It turns out that a majority of Americans surveyed in a recent J.D. Power & Associates study are very enthusiastic about hybrid technology...until they find out that they have to pay for it. Continuing a long history of having cake and eating it too, 72% of consumers said they were interested in hybrid technology independent of cost. When a $5,000 cost was included in the equation, the number of respondents who were interested dropped to 46%. When consumers discovered that hybrids weren't available at Wal-Mart, interest plummeted into the single digits.

Not surprisingly, technologies not readily available in the U.S. didn't fare well on the study. For example, clean diesel engines barely registered a blip, in large part because they're just entering the market. Said Mike Marshall, director of the study: "The mere fact that they'll be in the marketplace is going to raise the awareness level of clean diesel, and I think that will begin to crack some of these wrong perceptions of what diesel is today."
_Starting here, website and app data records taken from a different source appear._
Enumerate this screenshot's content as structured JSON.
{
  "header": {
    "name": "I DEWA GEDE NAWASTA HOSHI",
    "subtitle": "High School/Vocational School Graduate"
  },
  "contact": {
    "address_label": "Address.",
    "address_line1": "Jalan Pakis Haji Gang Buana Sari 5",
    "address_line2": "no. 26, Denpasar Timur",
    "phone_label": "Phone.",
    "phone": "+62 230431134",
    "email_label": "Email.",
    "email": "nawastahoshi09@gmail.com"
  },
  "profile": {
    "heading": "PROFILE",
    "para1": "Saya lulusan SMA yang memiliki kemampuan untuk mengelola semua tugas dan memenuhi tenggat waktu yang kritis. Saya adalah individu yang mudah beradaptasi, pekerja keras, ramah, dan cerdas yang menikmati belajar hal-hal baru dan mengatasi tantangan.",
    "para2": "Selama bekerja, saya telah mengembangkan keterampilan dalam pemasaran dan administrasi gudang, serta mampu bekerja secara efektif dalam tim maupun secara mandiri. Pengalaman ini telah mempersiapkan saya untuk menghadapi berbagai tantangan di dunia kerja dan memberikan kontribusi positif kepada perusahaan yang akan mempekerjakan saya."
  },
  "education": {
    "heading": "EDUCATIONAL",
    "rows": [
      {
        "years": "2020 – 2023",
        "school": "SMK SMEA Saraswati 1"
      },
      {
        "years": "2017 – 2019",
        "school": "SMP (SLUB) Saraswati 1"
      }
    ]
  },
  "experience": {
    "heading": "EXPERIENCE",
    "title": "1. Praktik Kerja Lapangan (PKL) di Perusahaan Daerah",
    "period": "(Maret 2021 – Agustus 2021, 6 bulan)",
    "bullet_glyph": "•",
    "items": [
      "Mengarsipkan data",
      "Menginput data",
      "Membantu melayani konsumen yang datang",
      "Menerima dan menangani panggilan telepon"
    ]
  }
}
While clean diesel is already chosen by a majority of European buyers, it remains to be seen whether economies of scale allow it to be implemented in the States at a lower price premium than that found on hybrids; new offerings from VW, Mercedes, and even Honda in the next 12 months should provide some insight into diesel pricing strategy. Additionally, as hybrid sales numbers rise, the same economies of scale should allow prices to fall. But, for either to happen, first some folks have to pony up the premium. Chicken, meet egg.
[Automotive News (Sub. Req.)]